You can't compare Fringe to the X Files, at least not ratings-wise. The X Files aired during a different time; it went off the air in 2002, long before the proliferation of quality cable shows and long before audiences became so fragmented. There were basically still only about five networks back then. And still, the X Files did not get huge ratings. Although the numbers were bigger than Fringe's, they were not big for their time. It was never in the top ten and only for four seasons was it in the top 30. With that said, I agree with everything you guys said about it being a landmark show, that it fit a need and found an audience, etc.

With regard to your remarks about Lost .. I think one thing that's becoming obvious is that audiences are not responding to complex serialized prgrams, and in the audience's defense it is difficult for new viewers to engage after the first two seasons or so. Lost saw it's numbers decline year after year, and look at the recent graveyard of similar genre shows: Undercovers, The Event, Persons Unknown, Happytown, Caprica, and on and on. Right now, audiences are into procedurals and reality.

Re: If Fringe gets canceled...

PostPosted: Fri Feb 18, 2011 11:46 pm
by Lockes disciple
Well, there you go supermodel. I wasn't aware of the exact process of television production, but what you've explained makes sense.

I'm sure it's true that the market for television was much different 15 years ago during X-Files' run. According to wikipedia the ratings for X-Files was averaging about 10 million viewers, even as high as 17 million at one point. Plus, the show went for 9 seasons and I would consider that to be indicative that it was a hit show. Furthermore, I don't think X-Files was ever in danger of being cancelled the way Fringe seems to be. But, as you said, I'm sure the industry was different back then. I don't doubt that X-Files wasn't the biggest show on television, but it was certainly a hit, spawned a spin-off, two movies, and launched the careers of David Duchovny and Gillian Anderson.

I agree that procedurals and reality seem to be the big thing now... much to my chagrin.

Re: If Fringe gets canceled...

PostPosted: Sun Feb 20, 2011 5:54 pm
by WJames
I agree that procedurals and reality seem to be the big thing now.

You Americanos are strange people...

It's crappy that we from the rest of the world have to rely on you people to keep quality shows on the air, especially when most of you would rather watch six versions of CSI and Law and Order rather then Fringe or similar quality shows. Thank God for blossoming of the cable shows who don't demand massive live audience to be kept alive.

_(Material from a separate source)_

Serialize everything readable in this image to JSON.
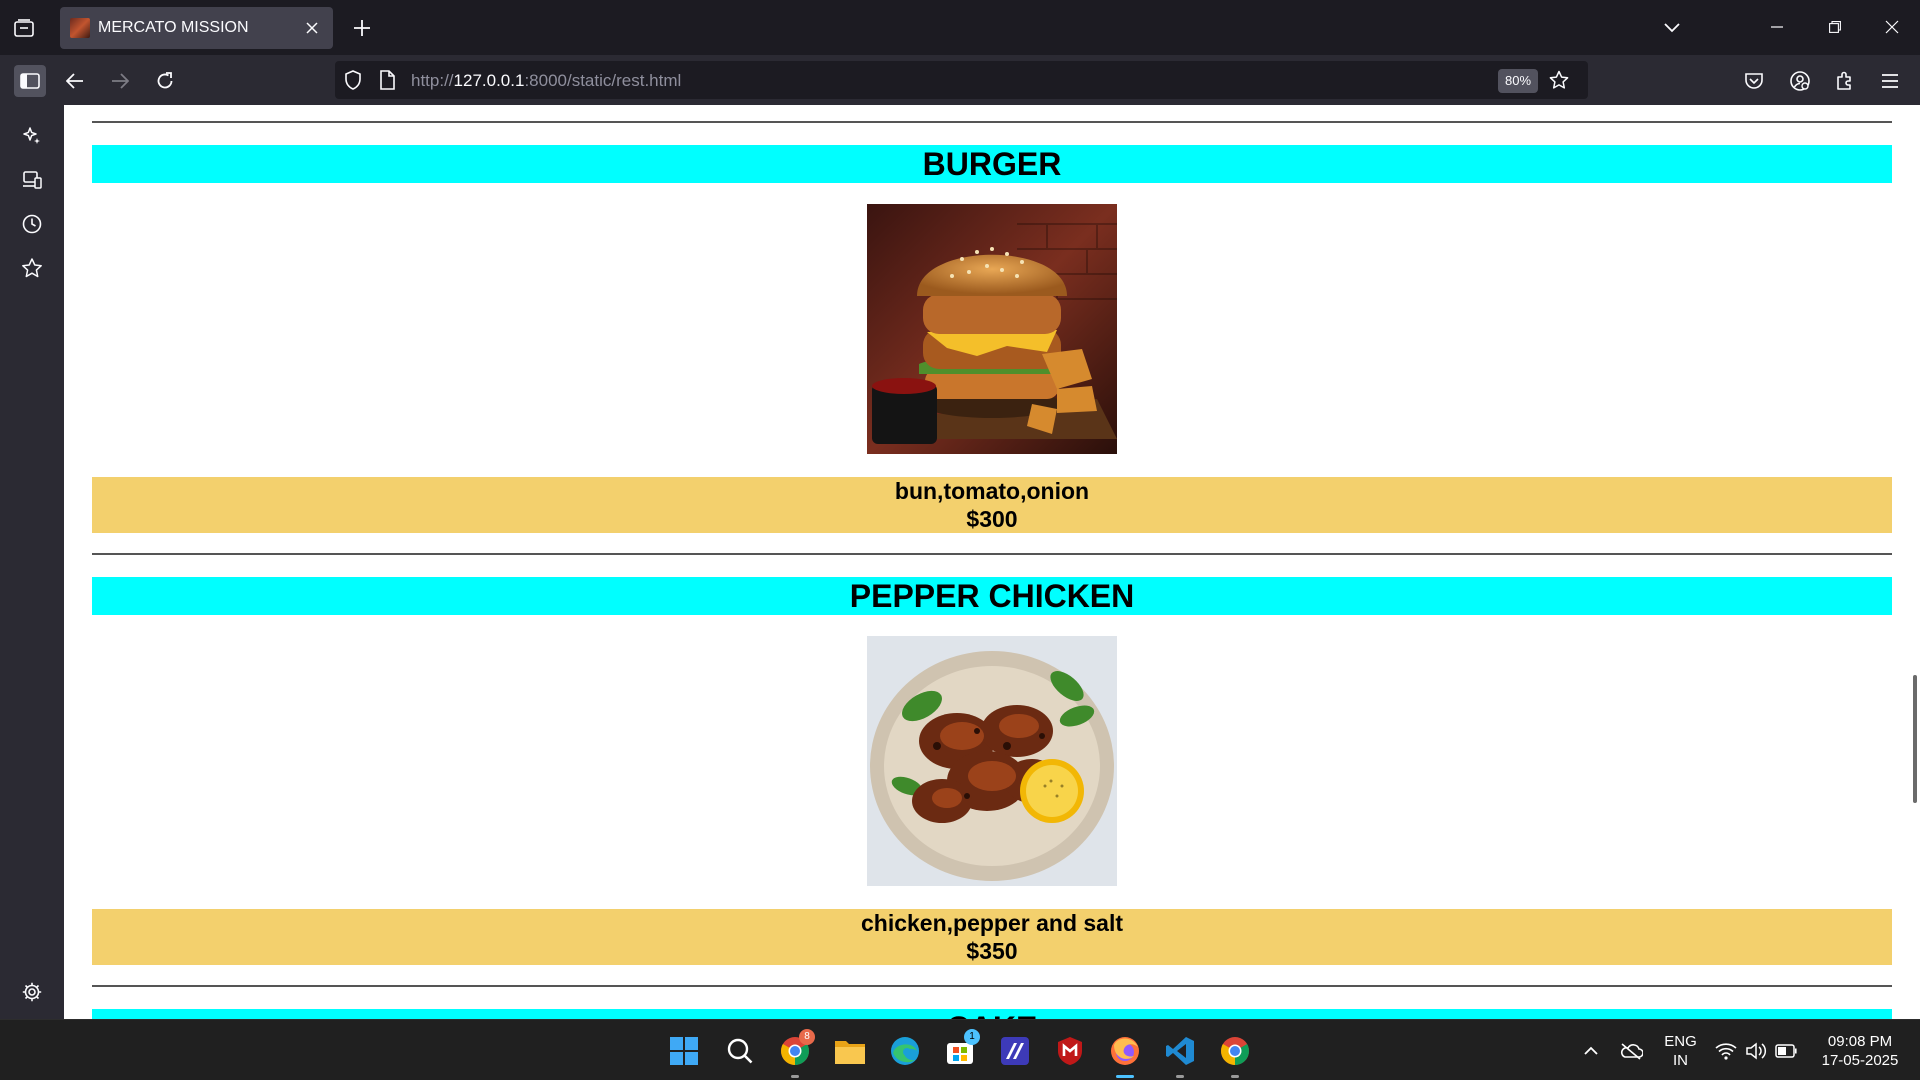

p.s. I didn't mean anything of the above as an offense to USA, just that the best TV comes from you, but at the same time you have a nasty habit of killing that same quality TV prematurely in favor of no brainer type of shows.